Capital gains tax and income tax become 'progressive' too in times of inflation. The annual nil rate CGT band, currently set at £8,800, effectively allows capital sums of up to £352,000 to grow in line with inflation at 2.5% without being taxed (£352,000 x 2.5% = £8,800). If your capital appreciation is greater than this, you can expect to be paying CGT simply on inflation. While £352,000 is a significant sum, it is sufficient to generate only a modest income in the region perhaps of £14k before tax in retirement.

Want to know more about capital gains tax? Then see our section on tax.

The income which such a capital sum could generate would be barely adequate to subsist on in retirement. The old CGT system of Indexation Allowances at least had the merit of stripping inflation out of the charge to tax.

The Taper Relief system, which replaced Indexation Allowances from 1998, makes no concessions to falling purchasing power. In a system that is more straightforward to calculate, but which lacks any economic justification whatsoever, short-term gains are now taxed at a higher effective rate than gains that take longer to be realised or accrue.

Even income tax on interest income hits harder as inflation rises, leaving the investor with less in real terms. Rates are effectively made up of a real rate (which tends to stay much the same at about 2.5% in the UK) plus an element to reflect inflation expectations. These are currently around 2.25% in the UK, leading to a combined base rate of 4.75%. Were inflation expectations to pop up by one percentage point, it is likely (all other things being equal) payment rates would rise by one percentage point too.
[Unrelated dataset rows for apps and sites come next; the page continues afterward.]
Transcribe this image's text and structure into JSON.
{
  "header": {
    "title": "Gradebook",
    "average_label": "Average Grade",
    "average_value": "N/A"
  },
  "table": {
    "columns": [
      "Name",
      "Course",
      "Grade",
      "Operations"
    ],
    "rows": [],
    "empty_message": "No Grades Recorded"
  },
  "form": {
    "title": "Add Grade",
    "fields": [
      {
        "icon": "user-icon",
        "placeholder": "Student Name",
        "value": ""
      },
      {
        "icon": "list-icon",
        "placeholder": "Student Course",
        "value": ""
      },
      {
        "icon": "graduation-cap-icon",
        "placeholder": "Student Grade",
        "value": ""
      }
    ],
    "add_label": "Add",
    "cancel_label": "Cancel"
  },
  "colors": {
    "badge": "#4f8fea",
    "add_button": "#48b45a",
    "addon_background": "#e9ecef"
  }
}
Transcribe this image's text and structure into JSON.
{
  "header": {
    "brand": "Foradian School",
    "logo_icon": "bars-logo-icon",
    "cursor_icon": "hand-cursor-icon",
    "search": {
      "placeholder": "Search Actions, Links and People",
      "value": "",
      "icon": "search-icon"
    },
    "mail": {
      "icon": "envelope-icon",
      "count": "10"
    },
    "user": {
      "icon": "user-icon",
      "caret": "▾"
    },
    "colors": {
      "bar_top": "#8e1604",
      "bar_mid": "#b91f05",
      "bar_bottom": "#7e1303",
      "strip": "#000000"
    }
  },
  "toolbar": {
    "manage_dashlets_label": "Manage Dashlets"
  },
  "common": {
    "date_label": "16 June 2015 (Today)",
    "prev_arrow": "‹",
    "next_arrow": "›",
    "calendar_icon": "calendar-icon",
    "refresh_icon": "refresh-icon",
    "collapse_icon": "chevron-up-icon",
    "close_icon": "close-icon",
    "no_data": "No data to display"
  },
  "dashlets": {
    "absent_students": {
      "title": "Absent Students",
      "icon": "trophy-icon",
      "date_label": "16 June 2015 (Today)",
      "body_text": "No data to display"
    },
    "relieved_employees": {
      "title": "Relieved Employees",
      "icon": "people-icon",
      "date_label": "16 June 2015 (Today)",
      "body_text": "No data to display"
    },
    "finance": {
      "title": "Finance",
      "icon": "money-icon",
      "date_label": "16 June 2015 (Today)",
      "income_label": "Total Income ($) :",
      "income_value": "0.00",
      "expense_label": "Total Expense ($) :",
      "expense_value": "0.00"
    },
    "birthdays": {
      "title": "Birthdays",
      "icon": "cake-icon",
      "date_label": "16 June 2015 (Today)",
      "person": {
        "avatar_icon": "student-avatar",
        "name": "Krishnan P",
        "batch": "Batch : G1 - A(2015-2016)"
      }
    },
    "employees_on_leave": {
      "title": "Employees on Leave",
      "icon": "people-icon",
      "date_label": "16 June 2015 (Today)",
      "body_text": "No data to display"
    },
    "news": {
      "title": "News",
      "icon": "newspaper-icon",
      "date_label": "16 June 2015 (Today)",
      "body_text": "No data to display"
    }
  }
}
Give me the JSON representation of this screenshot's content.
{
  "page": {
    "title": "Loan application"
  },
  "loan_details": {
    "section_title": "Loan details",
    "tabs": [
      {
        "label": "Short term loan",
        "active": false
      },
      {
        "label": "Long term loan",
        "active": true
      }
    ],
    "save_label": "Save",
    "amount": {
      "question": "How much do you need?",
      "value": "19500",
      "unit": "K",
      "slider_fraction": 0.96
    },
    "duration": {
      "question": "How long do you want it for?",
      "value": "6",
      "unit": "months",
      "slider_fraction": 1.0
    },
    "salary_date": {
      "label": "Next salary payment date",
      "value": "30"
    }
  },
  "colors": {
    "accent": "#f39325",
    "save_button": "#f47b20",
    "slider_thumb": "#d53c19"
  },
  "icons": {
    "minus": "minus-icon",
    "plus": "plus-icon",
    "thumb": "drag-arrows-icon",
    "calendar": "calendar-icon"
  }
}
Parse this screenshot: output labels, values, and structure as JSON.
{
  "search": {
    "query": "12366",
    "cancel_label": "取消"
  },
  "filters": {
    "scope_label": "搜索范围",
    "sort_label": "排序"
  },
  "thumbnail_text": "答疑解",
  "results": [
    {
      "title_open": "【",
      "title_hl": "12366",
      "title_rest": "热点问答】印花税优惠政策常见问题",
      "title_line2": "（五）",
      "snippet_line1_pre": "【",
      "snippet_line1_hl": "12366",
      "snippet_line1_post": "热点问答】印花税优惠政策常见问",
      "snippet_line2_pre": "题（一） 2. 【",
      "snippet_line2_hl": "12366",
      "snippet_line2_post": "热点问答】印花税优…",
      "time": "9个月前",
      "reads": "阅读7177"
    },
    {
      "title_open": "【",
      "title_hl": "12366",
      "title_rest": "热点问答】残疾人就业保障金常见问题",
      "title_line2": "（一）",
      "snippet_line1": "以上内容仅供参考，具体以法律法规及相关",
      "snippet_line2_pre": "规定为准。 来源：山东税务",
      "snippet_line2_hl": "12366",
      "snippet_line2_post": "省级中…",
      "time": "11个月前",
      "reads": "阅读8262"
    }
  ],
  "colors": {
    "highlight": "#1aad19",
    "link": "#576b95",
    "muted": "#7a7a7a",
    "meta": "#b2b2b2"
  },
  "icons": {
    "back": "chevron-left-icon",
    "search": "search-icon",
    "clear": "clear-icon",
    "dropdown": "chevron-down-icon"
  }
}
While the real rate of return on money has remained unchanged at 2.5%, investors pay income tax on the full and nominally higher level of interest income. The iniquity is that post-tax, their purchasing power actually falls. Income tax on interest income becomes a tax on inflation.

Indeed governments can benefit financially from inflation in two rather sinister ways. Firstly, tax can be collected on assets and income where it was not payable before. Secondly, where a government borrows heavily as the UK's certainly does a healthy dose of inflation whittles away the real burden of its borrowings. With the UK's national debt standing somewhere in the region of £425bn, another percentage point on inflation writes-off the real cost of repaying that debt by a most helpful £4.25bn each year. It is perhaps best not to dwell on the thought that much of that debt is provided by our pension funds through the gilts market.

This last point will, I hope, make clear the danger of holding gilts, bonds or other fixed income investments during times of price inflation. Look at these instruments, perhaps, as being like the counterparty to your house payment deal. You may have used house payment finance to buy property, seen it rise in value, and then, years later, redeemed the loan by paying back the same sum that you borrowed. You may have prospered, but the provider of that debt finance has seen the purchasing power of their money crumble. In times of inflation, a borrower rather than a lender be.

What can investors do to protect themselves?

So what should investors do? Certainly avoid fixed income investments, long-term cash balances, and index- linked products linked to inappropriate indices. Gold comes into its own as a store of value when confidence wanes in paper currencies. Paying no income, gold will also not land us with tax on the inflation element of income. ISAs can be used to shield investments from CGT and higher rates of income tax. Investment trusts and unit trusts too, because they can realise gains free of tax within their funds, are helpful long-term vehicles.

We should also look ahead to the day when capital assets need replacing. At the root of inflation we see rising prices of oil, metals and other natural resources. If rising commodity and energy prices are the principal risk to our personal purchasing power, it makes sense to own stocks which will prosper from them.

By Andrew Vaughan for The Daily Reckoning. You can read more from Andrew and many others at